These little dehydrated parcels of joy punch well about their weight when it comes to health benefits and deliciousness. Get educated, then make sure you get Inca Berries into your diet!
They’re not even berries
SURPRISE! Looks like a dried berry, tastes like a dried berry, but it isn't a berry my friends. Inca Berries, which you may have confused before with the similar ‘Cape Gooseberries’ are in the deadly nightshade family, so more closely related to a tomato, tomatillo or eggplant for example, than a cranberry or raspberry. They grow inside delicate Chinese lantern style casings and when fresh resemble small orange-yellow balls. Their flavour - sweetness combined with a mouth-watering tartness - makes them seem more like a berry than anything else.

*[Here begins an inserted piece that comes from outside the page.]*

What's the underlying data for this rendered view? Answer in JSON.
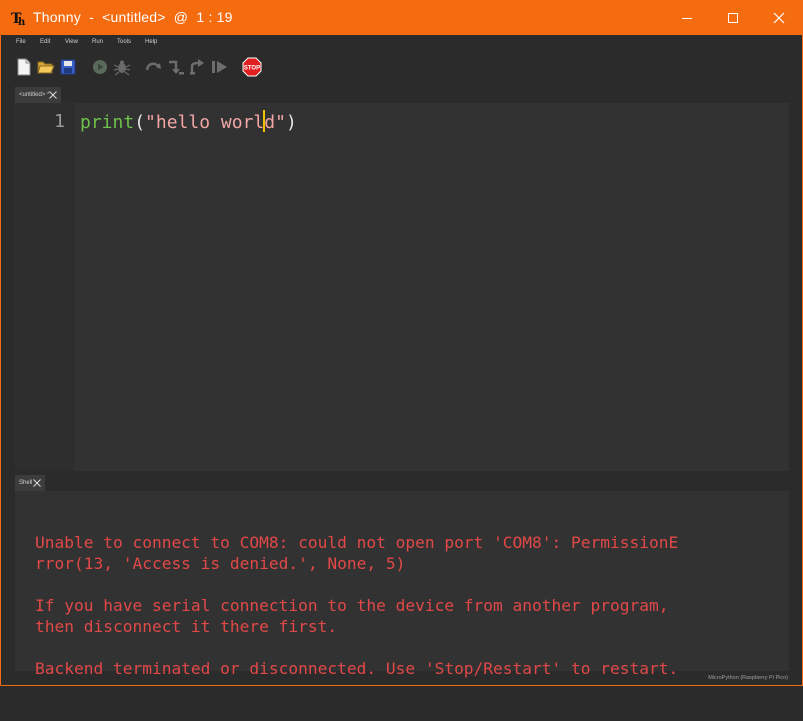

Why they’re good for you
Inca berries are especially high in protein and fibre—the highest fibre content of all dried fruit in fact. Thanks to their tiny seeds, they are also extremely high in antioxidants, whilst the dehydrated flesh is stacked with vitamin C and potassium. They won’t work miracles, but its safe to say these “berries” punch well above their weight in health benefits.
Where they are from
Clue is in the name folks: Inca Berries are native to Peru, South America, and grow best in high tropical areas like Ecuador and Chile. However they are extremely closely related to the Cape Gooseberry, grown successfully for a long time in the colder environment of the UK. Incaberries grow on vines, and are covered in a soft protective casing (not edible).
The recipe possibilities are endless
Granola and porridge additions, wholemeal muffin ingredients, cheese platter accompaniments, roast chicken stuffing, salad garnishes… you name it, the Inca Berry is down with it. In fact you’re better off trying to think of where these super fruits wouldn’t work!
Get them by the bucketload at Naked Foods
By now you should be pretty sold on our chewy South American treats. So get them fresh, affordable and in bulk at Naked Foods!
Shop Inca Berries HERE